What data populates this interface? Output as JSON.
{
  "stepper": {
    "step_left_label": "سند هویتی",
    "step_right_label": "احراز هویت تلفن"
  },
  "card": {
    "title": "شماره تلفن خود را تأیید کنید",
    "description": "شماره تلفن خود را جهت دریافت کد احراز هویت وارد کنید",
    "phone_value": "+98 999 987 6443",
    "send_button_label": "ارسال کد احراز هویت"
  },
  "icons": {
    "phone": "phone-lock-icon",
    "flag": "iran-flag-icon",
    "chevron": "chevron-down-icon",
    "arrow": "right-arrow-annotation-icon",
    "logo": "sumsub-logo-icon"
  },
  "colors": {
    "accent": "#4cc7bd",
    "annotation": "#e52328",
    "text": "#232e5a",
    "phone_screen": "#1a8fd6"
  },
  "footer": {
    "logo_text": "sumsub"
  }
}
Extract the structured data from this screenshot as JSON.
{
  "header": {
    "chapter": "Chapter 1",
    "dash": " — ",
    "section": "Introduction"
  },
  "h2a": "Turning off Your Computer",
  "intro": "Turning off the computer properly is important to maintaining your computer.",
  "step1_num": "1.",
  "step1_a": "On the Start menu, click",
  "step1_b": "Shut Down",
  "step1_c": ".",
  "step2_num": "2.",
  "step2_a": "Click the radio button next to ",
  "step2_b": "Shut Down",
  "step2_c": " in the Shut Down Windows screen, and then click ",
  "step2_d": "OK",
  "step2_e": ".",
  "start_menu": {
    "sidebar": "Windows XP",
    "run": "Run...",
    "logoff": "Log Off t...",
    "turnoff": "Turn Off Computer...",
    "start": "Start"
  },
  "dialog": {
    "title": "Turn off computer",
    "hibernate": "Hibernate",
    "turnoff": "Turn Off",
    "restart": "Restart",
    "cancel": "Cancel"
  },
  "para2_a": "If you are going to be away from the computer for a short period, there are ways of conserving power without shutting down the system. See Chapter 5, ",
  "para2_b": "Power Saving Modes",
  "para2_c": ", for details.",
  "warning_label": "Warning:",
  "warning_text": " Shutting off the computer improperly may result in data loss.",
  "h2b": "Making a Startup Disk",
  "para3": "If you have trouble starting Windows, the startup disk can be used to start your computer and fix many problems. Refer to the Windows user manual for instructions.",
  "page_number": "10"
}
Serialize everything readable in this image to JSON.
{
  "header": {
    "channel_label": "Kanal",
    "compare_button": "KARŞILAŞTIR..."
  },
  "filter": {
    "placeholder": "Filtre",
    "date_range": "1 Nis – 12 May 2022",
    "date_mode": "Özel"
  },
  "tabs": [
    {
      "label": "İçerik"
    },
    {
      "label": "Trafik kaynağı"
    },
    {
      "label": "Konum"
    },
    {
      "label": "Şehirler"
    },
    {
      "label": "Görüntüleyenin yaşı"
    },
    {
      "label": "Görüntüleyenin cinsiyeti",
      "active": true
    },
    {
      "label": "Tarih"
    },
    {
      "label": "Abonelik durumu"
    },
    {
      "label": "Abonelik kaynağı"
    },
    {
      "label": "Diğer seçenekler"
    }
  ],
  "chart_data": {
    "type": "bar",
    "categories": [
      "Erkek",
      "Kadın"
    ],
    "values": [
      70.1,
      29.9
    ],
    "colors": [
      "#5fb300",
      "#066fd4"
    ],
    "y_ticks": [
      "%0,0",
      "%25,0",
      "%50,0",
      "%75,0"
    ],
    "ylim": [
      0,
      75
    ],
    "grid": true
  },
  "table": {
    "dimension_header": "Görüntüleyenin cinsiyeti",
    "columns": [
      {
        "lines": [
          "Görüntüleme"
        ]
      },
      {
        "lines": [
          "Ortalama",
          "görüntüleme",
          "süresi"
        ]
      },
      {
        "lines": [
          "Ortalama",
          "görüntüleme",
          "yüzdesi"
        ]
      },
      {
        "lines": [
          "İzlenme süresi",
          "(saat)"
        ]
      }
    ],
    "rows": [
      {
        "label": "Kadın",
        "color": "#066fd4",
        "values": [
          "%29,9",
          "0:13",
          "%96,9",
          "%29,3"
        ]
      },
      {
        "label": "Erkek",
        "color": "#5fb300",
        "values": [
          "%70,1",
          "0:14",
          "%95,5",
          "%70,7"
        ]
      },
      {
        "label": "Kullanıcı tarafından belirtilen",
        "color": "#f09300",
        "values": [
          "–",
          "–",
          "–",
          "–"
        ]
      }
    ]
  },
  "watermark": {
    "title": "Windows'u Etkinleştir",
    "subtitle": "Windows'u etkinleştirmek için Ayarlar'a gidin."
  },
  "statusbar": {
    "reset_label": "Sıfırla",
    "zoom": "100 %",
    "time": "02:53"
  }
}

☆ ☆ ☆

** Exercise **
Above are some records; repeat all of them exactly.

** Task solution **
What data populates this interface? Output as JSON.
{
  "stepper": {
    "step_left_label": "سند هویتی",
    "step_right_label": "احراز هویت تلفن"
  },
  "card": {
    "title": "شماره تلفن خود را تأیید کنید",
    "description": "شماره تلفن خود را جهت دریافت کد احراز هویت وارد کنید",
    "phone_value": "+98 999 987 6443",
    "send_button_label": "ارسال کد احراز هویت"
  },
  "icons": {
    "phone": "phone-lock-icon",
    "flag": "iran-flag-icon",
    "chevron": "chevron-down-icon",
    "arrow": "right-arrow-annotation-icon",
    "logo": "sumsub-logo-icon"
  },
  "colors": {
    "accent": "#4cc7bd",
    "annotation": "#e52328",
    "text": "#232e5a",
    "phone_screen": "#1a8fd6"
  },
  "footer": {
    "logo_text": "sumsub"
  }
}
Extract the structured data from this screenshot as JSON.
{
  "header": {
    "chapter": "Chapter 1",
    "dash": " — ",
    "section": "Introduction"
  },
  "h2a": "Turning off Your Computer",
  "intro": "Turning off the computer properly is important to maintaining your computer.",
  "step1_num": "1.",
  "step1_a": "On the Start menu, click",
  "step1_b": "Shut Down",
  "step1_c": ".",
  "step2_num": "2.",
  "step2_a": "Click the radio button next to ",
  "step2_b": "Shut Down",
  "step2_c": " in the Shut Down Windows screen, and then click ",
  "step2_d": "OK",
  "step2_e": ".",
  "start_menu": {
    "sidebar": "Windows XP",
    "run": "Run...",
    "logoff": "Log Off t...",
    "turnoff": "Turn Off Computer...",
    "start": "Start"
  },
  "dialog": {
    "title": "Turn off computer",
    "hibernate": "Hibernate",
    "turnoff": "Turn Off",
    "restart": "Restart",
    "cancel": "Cancel"
  },
  "para2_a": "If you are going to be away from the computer for a short period, there are ways of conserving power without shutting down the system. See Chapter 5, ",
  "para2_b": "Power Saving Modes",
  "para2_c": ", for details.",
  "warning_label": "Warning:",
  "warning_text": " Shutting off the computer improperly may result in data loss.",
  "h2b": "Making a Startup Disk",
  "para3": "If you have trouble starting Windows, the startup disk can be used to start your computer and fix many problems. Refer to the Windows user manual for instructions.",
  "page_number": "10"
}
Serialize everything readable in this image to JSON.
{
  "header": {
    "channel_label": "Kanal",
    "compare_button": "KARŞILAŞTIR..."
  },
  "filter": {
    "placeholder": "Filtre",
    "date_range": "1 Nis – 12 May 2022",
    "date_mode": "Özel"
  },
  "tabs": [
    {
      "label": "İçerik"
    },
    {
      "label": "Trafik kaynağı"
    },
    {
      "label": "Konum"
    },
    {
      "label": "Şehirler"
    },
    {
      "label": "Görüntüleyenin yaşı"
    },
    {
      "label": "Görüntüleyenin cinsiyeti",
      "active": true
    },
    {
      "label": "Tarih"
    },
    {
      "label": "Abonelik durumu"
    },
    {
      "label": "Abonelik kaynağı"
    },
    {
      "label": "Diğer seçenekler"
    }
  ],
  "chart_data": {
    "type": "bar",
    "categories": [
      "Erkek",
      "Kadın"
    ],
    "values": [
      70.1,
      29.9
    ],
    "colors": [
      "#5fb300",
      "#066fd4"
    ],
    "y_ticks": [
      "%0,0",
      "%25,0",
      "%50,0",
      "%75,0"
    ],
    "ylim": [
      0,
      75
    ],
    "grid": true
  },
  "table": {
    "dimension_header": "Görüntüleyenin cinsiyeti",
    "columns": [
      {
        "lines": [
          "Görüntüleme"
        ]
      },
      {
        "lines": [
          "Ortalama",
          "görüntüleme",
          "süresi"
        ]
      },
      {
        "lines": [
          "Ortalama",
          "görüntüleme",
          "yüzdesi"
        ]
      },
      {
        "lines": [
          "İzlenme süresi",
          "(saat)"
        ]
      }
    ],
    "rows": [
      {
        "label": "Kadın",
        "color": "#066fd4",
        "values": [
          "%29,9",
          "0:13",
          "%96,9",
          "%29,3"
        ]
      },
      {
        "label": "Erkek",
        "color": "#5fb300",
        "values": [
          "%70,1",
          "0:14",
          "%95,5",
          "%70,7"
        ]
      },
      {
        "label": "Kullanıcı tarafından belirtilen",
        "color": "#f09300",
        "values": [
          "–",
          "–",
          "–",
          "–"
        ]
      }
    ]
  },
  "watermark": {
    "title": "Windows'u Etkinleştir",
    "subtitle": "Windows'u etkinleştirmek için Ayarlar'a gidin."
  },
  "statusbar": {
    "reset_label": "Sıfırla",
    "zoom": "100 %",
    "time": "02:53"
  }
}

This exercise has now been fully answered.